→ Exercise goal
Each line of the data below that contains "Размер" must be copied.

%%

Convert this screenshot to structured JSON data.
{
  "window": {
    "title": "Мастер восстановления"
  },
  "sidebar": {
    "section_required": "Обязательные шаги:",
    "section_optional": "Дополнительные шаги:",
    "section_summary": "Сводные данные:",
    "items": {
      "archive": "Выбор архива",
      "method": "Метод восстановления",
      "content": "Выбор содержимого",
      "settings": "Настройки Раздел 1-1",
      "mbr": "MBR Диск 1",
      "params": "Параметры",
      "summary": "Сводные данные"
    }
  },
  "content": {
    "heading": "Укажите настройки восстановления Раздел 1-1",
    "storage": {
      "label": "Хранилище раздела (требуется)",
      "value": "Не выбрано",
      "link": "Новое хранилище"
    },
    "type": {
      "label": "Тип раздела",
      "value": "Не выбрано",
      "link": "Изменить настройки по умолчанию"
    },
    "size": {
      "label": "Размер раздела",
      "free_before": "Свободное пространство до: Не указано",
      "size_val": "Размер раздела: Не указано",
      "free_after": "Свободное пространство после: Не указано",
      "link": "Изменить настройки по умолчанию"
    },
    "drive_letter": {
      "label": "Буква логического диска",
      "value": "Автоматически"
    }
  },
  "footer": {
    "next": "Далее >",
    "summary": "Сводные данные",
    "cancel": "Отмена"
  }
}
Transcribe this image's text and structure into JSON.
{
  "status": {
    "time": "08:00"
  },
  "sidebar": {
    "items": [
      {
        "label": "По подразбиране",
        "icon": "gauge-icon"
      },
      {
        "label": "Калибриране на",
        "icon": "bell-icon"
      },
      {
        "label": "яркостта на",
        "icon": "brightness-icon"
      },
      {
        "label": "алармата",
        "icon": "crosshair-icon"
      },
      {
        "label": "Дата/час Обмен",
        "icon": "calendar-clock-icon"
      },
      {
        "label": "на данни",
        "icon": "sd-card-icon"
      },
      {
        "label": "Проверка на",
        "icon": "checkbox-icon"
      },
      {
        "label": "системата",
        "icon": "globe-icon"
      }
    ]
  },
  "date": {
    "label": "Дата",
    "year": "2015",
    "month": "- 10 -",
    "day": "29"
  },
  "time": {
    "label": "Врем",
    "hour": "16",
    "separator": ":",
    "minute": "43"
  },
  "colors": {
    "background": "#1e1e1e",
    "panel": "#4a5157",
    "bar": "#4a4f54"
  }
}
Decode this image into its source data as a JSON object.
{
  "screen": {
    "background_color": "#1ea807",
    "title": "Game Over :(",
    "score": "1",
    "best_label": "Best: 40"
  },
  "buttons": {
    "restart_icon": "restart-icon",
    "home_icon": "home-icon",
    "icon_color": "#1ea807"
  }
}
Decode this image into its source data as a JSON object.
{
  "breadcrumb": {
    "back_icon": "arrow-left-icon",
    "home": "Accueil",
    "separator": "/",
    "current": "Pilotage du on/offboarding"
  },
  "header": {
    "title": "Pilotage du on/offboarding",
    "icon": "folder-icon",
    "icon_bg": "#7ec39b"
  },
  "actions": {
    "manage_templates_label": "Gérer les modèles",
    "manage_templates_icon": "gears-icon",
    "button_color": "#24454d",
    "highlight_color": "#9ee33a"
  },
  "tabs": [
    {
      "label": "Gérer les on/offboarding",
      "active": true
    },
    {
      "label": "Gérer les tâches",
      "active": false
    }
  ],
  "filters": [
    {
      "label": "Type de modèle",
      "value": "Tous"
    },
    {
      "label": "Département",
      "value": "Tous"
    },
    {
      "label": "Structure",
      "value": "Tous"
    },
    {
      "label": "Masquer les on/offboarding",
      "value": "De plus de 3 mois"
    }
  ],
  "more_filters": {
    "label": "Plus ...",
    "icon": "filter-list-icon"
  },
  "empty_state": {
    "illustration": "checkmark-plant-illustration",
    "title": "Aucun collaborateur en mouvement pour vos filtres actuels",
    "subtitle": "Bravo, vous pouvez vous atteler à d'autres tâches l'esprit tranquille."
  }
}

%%

→ Answer space
      "label": "Размер раздела",
      "size_val": "Размер раздела: Не указано",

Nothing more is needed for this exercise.